The Female Brain and Alzheimer’s Disease
According to recent research from investigators at Weill Cornell Medicine women in mid-life have approximately 30% more Alzheimer’s-related plaques than men of the same age. As part of their study, researchers evaluated 121 middle-aged participants without AD symptoms and with the presence of some risk factors such as genetic risk or a family history of disease. They discovered that women also had a 22% lower brain glucose metabolism indicative of lower energy levels in the brain, as well as 11% more brain shrinkage. Both of these neurological biomarkers were associated with menopause.
Noting the significantly increased brain changes associated with AD in female participants, the team of researchers set out to identify relevant risk factors, including age, education, cholesterol levels, smoking status, dietary habits, exercise levels, diabetes, menopause, hormonal therapy, and hysterectomy among others. They found that menopause was the primary predictor of Alzheimer’s disease-related changes in women’s brains and while hormonal therapy was also associated with the condition, women undergoing treatment exhibited fewer negative brain changes.

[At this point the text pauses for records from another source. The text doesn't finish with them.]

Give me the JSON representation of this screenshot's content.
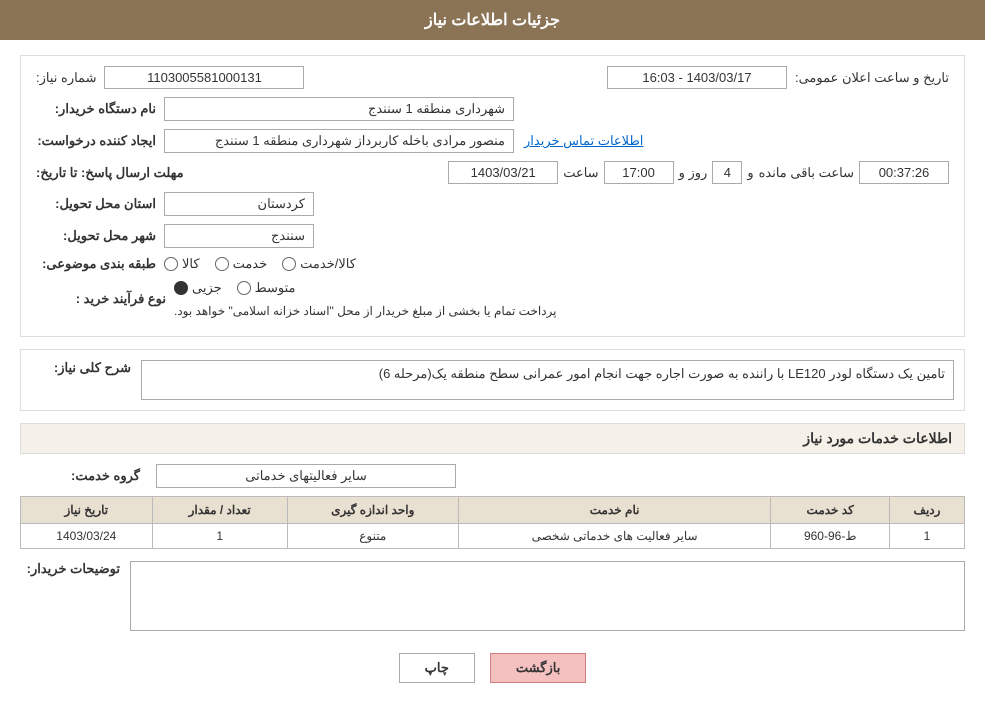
{
  "header": {
    "title": "جزئیات اطلاعات نیاز"
  },
  "fields": {
    "shomara_niaz_label": "شماره نیاز:",
    "shomara_niaz_value": "1103005581000131",
    "nam_dastgah_label": "نام دستگاه خریدار:",
    "nam_dastgah_value": "شهرداری منطقه 1 سنندج",
    "ijad_konande_label": "ایجاد کننده درخواست:",
    "ijad_konande_value": "منصور مرادی باخله کاربرداز شهرداری منطقه 1 سنندج",
    "ettelaat_tamas_label": "اطلاعات تماس خریدار",
    "mohlat_label": "مهلت ارسال پاسخ: تا تاریخ:",
    "date_value": "1403/03/21",
    "saat_label": "ساعت",
    "saat_value": "17:00",
    "roz_label": "روز و",
    "roz_value": "4",
    "saat_mande_label": "ساعت باقی مانده",
    "saat_mande_value": "00:37:26",
    "tarikh_label": "تاریخ و ساعت اعلان عمومی:",
    "tarikh_value": "1403/03/17 - 16:03",
    "ostan_label": "استان محل تحویل:",
    "ostan_value": "کردستان",
    "shahr_label": "شهر محل تحویل:",
    "shahr_value": "سنندج",
    "tabaqe_label": "طبقه بندی موضوعی:",
    "kala_label": "کالا",
    "khedmat_label": "خدمت",
    "kala_khedmat_label": "کالا/خدمت",
    "noye_farayand_label": "نوع فرآیند خرید :",
    "jozvi_label": "جزیی",
    "motavasset_label": "متوسط",
    "note_text": "پرداخت تمام یا بخشی از مبلغ خریدار از محل \"اسناد خزانه اسلامی\" خواهد بود.",
    "sharh_label": "شرح کلی نیاز:",
    "sharh_value": "تامین یک دستگاه لودر LE120 با راننده به صورت اجاره جهت انجام امور عمرانی سطح منطقه یک(مرحله 6)"
  },
  "services_section": {
    "title": "اطلاعات خدمات مورد نیاز",
    "goroh_label": "گروه خدمت:",
    "goroh_value": "سایر فعالیتهای خدماتی",
    "table": {
      "headers": [
        "ردیف",
        "کد خدمت",
        "نام خدمت",
        "واحد اندازه گیری",
        "تعداد / مقدار",
        "تاریخ نیاز"
      ],
      "rows": [
        {
          "radif": "1",
          "kod": "ط-96-960",
          "nam": "سایر فعالیت های خدماتی شخصی",
          "vahed": "متنوع",
          "tedad": "1",
          "tarikh": "1403/03/24"
        }
      ]
    }
  },
  "tawzih": {
    "label": "توضیحات خریدار:",
    "value": ""
  },
  "buttons": {
    "chap": "چاپ",
    "bazgasht": "بازگشت"
  }
}
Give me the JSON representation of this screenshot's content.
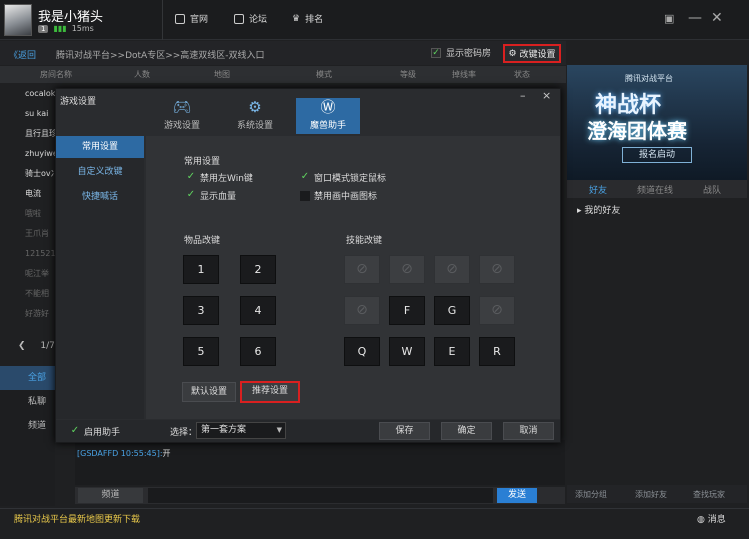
{
  "user": {
    "name": "我是小猪头",
    "level": "1",
    "signal": "15ms"
  },
  "topnav": [
    {
      "label": "官网"
    },
    {
      "label": "论坛"
    },
    {
      "label": "排名"
    }
  ],
  "window": {
    "menu": "▣",
    "minimize": "—",
    "close": "✕"
  },
  "breadcrumb": {
    "back": "《返回",
    "path": "腾讯对战平台>>DotA专区>>高速双线区-双线入口"
  },
  "room_options": {
    "show_password": "显示密码房",
    "key_settings": "改键设置"
  },
  "table_header": [
    "房间名称",
    "人数",
    "地图",
    "模式",
    "等级",
    "掉线率",
    "状态"
  ],
  "rooms": [
    "cocalok",
    "su kai",
    "且行且珍",
    "zhuyiwei",
    "骑士ov冫",
    "电流",
    "哦啦",
    "王爪肖",
    "121521",
    "呢江举",
    "不能相",
    "好游好"
  ],
  "pager": {
    "prev": "❮",
    "page": "1/7"
  },
  "chat_tabs": [
    "全部",
    "私聊",
    "频道"
  ],
  "chat": {
    "line_sender": "[GSDAFFD 10:55:45]:",
    "line_text": "开",
    "channel": "频道",
    "send": "发送"
  },
  "banner": {
    "platform": "腾讯对战平台",
    "title1": "神战杯",
    "title2": "澄海团体赛",
    "cta": "报名启动"
  },
  "friend_tabs": [
    "好友",
    "频道在线",
    "战队"
  ],
  "friends": {
    "group": "我的好友"
  },
  "right_bottom": [
    "添加分组",
    "添加好友",
    "查找玩家"
  ],
  "status": {
    "text": "腾讯对战平台最新地图更新下载",
    "messages": "消息"
  },
  "dialog": {
    "title": "游戏设置",
    "tabs": [
      {
        "label": "游戏设置",
        "icon": "gamepad-icon"
      },
      {
        "label": "系统设置",
        "icon": "gear-icon"
      },
      {
        "label": "魔兽助手",
        "icon": "warcraft-icon"
      }
    ],
    "side": [
      "常用设置",
      "自定义改键",
      "快捷喊话"
    ],
    "general_title": "常用设置",
    "options": [
      {
        "label": "禁用左Win键",
        "checked": true
      },
      {
        "label": "窗口模式锁定鼠标",
        "checked": true
      },
      {
        "label": "显示血量",
        "checked": true
      },
      {
        "label": "禁用画中画图标",
        "checked": false
      }
    ],
    "item_title": "物品改键",
    "item_keys": [
      "1",
      "2",
      "3",
      "4",
      "5",
      "6"
    ],
    "skill_title": "技能改键",
    "skill_keys": [
      "",
      "",
      "",
      "",
      "",
      "F",
      "G",
      "",
      "Q",
      "W",
      "E",
      "R"
    ],
    "default_btn": "默认设置",
    "recommend_btn": "推荐设置",
    "enable_label": "启用助手",
    "scheme_label": "选择：",
    "scheme_value": "第一套方案",
    "save": "保存",
    "ok": "确定",
    "cancel": "取消"
  },
  "colors": {
    "accent": "#2d6aa3",
    "link": "#4aa3e5",
    "highlight": "#d92020"
  }
}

Although additional research in this field is necessary, the latest findings point to the need to address Alzheimer’s disease-related risks in female patients at an earlier age and with more strategic interventions. Further study is needed to determine what types and doses of hormonal therapeutics may prove beneficial for brain function while also minimizing the potential for adverse health effects.
Menopause, Hormonal Risk Factors, and Neurological Health
Although menopause is not often associated with the brain, approximately 80% of women going through menopause experience at least some neurological symptoms ranging from insomnia and memory loss to depression and anxiety. Left unaddressed, these changes may escalate to serious neurological conditions.
Despite being the only neurodegenerative condition that affects more women than men, Alzheimer’s disease in the female patient remains under-recognized. Gaps in knowledge and scientific literature highlight the need to explore the specific factors that contribute to women’s increased vulnerability to a number of conditions that negatively impact overall brain health. A growing understanding of the varying reasons underlying cognitive changes in both women and men as well as the sex differences in neurological aging and function will likely change the way AD and other neurodegenerative conditions are treated.
Due to advances in research, there are newly discovered opportunities to identify, address, and act upon telling risk factors before clinical symptoms of neurological conditions emerge. Doing so will require comprehensive training and medical education for physicians, enhanced public awareness, and strategic prevention initiatives. Compelling evidence exists revealing the significant benefit of specific medical and lifestyle practices on female brain health; lifestyle interventions can be both safer and better tolerated than traditional pharmacologic approaches while also being just as effective. Most importantly, prevention and treatment protocols should be tailored to each patient’s unique risk profile and needs and incorporate brain health as part of a holistic view of patient care.